The power of music is a universally accepted truth. But it’s a power we might overlook when considering music’s ability to heal. Sure, our society puts a premium on music for entertainment value, and it is certainly a constant, and ever-evolving, cultural influencer, but rarely is it acknowledged as the effective form of therapy it truly is — outside of integrative medical practices, of course.
The field of music therapy gained formal recognition following its use in Veteran’s Affairs hospitals after World War II, to aid in the healing process. Since then the medical community has expanded the intervention for patients struggling with emotional and mental health conditions like depression, anxiety, and a host of mood disorders.
What is Music Therapy?
The therapeutic intervention is tailored to the individual’s needs and is constructed to help a patient achieve their therapeutic goals. The musical intervention may involve: music coming from the therapist or the patient playing a musical instrument and/or singing, the patient composing music, the patient listening to or dancing/moving to a piece of music.

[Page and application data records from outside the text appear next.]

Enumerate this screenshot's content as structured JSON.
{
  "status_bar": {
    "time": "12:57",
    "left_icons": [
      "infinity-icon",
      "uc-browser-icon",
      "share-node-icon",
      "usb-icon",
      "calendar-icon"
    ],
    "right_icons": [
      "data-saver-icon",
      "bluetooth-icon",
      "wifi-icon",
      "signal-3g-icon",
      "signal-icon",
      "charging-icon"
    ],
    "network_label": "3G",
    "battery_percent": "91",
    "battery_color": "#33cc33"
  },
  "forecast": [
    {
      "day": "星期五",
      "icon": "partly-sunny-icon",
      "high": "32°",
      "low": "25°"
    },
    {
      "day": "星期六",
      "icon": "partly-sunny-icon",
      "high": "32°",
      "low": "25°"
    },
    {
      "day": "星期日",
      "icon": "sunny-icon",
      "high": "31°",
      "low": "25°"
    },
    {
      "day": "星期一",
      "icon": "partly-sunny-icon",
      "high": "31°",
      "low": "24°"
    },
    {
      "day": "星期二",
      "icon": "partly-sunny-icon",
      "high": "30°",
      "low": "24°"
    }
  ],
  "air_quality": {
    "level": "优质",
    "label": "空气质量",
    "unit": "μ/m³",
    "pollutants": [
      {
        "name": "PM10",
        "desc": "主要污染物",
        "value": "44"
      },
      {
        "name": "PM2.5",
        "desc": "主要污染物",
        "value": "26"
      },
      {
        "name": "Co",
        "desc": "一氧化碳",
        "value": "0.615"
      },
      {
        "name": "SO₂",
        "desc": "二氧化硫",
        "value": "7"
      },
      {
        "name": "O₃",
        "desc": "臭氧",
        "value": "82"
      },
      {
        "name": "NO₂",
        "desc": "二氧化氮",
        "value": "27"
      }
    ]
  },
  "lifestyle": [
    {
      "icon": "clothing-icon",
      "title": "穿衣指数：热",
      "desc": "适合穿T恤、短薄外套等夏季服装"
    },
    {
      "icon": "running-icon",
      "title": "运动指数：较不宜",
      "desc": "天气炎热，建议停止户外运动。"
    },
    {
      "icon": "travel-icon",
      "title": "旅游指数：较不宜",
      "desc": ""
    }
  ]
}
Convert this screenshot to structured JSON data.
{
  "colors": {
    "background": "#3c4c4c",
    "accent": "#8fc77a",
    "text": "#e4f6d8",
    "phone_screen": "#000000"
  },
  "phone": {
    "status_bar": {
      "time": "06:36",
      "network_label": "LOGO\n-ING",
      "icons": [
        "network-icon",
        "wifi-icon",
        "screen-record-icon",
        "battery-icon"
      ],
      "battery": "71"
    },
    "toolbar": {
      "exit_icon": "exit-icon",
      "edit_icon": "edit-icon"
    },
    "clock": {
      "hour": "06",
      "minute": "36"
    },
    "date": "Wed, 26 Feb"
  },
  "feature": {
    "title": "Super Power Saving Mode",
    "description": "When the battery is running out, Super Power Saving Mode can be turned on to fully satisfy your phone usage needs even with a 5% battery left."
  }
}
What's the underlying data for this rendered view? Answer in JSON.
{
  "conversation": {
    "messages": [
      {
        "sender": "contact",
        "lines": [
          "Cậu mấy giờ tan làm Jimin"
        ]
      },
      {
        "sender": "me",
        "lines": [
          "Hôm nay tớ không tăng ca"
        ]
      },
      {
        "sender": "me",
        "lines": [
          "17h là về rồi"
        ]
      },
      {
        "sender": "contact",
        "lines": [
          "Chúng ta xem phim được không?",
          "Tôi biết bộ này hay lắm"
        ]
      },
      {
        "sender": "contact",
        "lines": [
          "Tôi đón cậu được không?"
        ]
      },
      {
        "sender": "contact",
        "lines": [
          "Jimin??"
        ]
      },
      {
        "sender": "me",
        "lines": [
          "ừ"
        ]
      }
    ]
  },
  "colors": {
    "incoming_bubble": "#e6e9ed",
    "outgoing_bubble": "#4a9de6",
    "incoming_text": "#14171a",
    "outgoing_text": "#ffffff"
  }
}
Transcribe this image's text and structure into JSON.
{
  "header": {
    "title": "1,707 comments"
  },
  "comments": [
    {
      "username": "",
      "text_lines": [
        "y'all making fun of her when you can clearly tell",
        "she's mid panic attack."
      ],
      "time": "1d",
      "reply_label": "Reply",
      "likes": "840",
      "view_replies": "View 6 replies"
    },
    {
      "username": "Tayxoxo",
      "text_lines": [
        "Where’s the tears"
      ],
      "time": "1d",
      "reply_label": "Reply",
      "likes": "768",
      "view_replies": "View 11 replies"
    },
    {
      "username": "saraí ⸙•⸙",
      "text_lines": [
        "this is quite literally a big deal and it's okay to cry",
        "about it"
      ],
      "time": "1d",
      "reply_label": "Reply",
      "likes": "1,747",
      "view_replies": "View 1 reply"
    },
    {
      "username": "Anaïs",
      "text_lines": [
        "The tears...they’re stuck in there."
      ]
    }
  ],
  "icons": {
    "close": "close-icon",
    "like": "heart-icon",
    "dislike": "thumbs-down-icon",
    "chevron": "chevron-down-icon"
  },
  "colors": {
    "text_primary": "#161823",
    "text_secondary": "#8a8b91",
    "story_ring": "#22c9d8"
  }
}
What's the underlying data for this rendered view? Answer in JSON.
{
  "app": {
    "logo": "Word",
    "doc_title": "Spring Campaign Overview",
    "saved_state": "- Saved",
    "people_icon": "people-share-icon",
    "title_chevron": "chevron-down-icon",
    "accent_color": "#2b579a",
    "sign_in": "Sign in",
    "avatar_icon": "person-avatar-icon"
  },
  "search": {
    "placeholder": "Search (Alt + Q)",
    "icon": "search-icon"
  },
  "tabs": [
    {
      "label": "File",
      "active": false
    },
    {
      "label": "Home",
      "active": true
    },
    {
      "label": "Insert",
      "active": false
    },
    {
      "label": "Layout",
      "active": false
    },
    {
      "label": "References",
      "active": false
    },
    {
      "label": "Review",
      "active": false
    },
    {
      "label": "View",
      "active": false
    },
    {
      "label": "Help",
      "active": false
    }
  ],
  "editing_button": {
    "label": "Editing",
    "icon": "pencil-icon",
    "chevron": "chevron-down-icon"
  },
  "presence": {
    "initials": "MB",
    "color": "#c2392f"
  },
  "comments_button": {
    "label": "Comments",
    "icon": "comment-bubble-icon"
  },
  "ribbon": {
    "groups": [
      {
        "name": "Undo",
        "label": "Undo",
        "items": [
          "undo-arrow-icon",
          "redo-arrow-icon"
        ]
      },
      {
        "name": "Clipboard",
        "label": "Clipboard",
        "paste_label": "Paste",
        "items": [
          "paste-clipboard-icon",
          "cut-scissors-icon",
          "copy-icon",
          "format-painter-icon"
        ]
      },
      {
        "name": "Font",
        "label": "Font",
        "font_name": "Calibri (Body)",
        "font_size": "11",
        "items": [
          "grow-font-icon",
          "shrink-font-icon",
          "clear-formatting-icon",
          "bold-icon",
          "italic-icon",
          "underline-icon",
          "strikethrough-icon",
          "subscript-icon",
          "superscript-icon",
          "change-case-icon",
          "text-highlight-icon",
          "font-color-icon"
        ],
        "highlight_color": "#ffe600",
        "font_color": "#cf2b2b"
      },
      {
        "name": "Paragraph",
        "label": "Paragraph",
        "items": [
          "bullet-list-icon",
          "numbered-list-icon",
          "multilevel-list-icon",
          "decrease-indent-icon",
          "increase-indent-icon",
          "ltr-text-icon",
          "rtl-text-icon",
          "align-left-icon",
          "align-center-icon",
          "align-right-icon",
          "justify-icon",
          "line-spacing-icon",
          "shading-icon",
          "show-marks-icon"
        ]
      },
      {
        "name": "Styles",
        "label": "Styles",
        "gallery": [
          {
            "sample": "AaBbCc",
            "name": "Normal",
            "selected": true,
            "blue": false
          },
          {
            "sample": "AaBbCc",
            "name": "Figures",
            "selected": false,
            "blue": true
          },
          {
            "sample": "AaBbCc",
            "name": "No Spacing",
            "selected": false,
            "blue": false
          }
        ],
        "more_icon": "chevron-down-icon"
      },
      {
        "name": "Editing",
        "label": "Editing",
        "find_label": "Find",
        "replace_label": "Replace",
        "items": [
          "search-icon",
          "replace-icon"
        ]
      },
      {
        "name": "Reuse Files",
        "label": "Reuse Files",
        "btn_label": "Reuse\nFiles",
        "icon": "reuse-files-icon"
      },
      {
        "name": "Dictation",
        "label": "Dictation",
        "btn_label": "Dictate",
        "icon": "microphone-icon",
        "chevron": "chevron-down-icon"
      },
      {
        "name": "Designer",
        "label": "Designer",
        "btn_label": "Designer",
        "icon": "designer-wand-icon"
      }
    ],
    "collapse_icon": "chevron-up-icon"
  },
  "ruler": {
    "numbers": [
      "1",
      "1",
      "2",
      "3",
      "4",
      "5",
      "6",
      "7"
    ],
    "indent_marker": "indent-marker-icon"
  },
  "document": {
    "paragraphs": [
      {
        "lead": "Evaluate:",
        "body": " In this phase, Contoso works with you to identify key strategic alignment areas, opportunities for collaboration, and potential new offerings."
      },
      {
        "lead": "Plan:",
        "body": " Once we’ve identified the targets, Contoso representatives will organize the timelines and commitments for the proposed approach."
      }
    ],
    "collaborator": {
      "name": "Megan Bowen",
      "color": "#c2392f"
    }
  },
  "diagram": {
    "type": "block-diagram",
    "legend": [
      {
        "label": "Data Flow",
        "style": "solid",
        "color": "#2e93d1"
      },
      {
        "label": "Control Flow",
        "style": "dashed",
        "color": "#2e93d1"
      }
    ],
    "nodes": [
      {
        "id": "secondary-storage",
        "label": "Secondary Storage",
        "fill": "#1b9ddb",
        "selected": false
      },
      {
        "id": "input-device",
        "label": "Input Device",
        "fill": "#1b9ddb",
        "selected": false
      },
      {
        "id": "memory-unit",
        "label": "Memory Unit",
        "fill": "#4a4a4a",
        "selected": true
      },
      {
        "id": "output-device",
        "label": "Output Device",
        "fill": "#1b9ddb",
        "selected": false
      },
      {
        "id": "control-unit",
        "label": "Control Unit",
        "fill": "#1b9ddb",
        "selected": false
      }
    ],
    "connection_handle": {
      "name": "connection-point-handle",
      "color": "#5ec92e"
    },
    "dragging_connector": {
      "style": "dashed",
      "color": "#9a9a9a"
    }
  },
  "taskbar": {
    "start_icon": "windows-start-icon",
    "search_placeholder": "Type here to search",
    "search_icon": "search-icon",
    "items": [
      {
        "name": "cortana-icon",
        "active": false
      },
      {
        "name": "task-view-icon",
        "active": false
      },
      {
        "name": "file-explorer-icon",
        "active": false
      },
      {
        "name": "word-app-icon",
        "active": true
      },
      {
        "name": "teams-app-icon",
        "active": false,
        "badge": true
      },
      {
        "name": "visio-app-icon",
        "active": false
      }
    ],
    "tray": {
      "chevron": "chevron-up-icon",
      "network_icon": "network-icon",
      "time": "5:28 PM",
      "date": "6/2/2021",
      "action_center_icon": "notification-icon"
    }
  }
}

Regardless of the specific “delivery system,” brain scans reveal that music is one of only two activities (the other being exercise) in which the entire brain is stimulated. These interventions allow the patient to then express feelings or thoughts in a more complex and multidimensional manner than with words only and can help the patient address traumatic or uncomfortable situations non-verbally in service to their mental and emotional well-being.
Is There Evidence of Music Therapy’s Effectiveness?
As integrative practices and alternative medicine have become more common, further studies have been conducted identifying the benefits of music therapy on mental and emotional conditions.
- Cancer patients who participated in music therapy were better able to manage their symptoms, expressed more hope about their ability to survive cancer and were better able to access and discuss traumatic memories associated with their diagnosis. Music therapy has also been shown to decrease anxiety and depression in cancer patients.
- A recent meta-analysis, published in the Cochrane Database of systematic reviews, found that music therapy in conjunction with conventional treatments improved depression symptoms and is more effective than only using conventional treatments alone.
- A systematic review and meta‐analysis of randomized, controlled trials looking at the impact of music therapy on elderly patients found that music therapy improved elderly patients’ depression symptoms.
If you are considering music therapy for mental health purposes or any other health condition or symptom, check out the American Music Therapy Association or The Certification Board for Music Therapists to find a therapist. The use of music therapy is widely considered a safe way of addressing mental, and even physical, conditions when delivered by a well-trained certified music therapist, and could be very effective for you and your mental health.
Your Health Into Your Own Hands
Drawing on 40 years of research and patient care, Dr. Wayne Jonas explains how 80 percent of healing occurs organically and how to activate the healing process.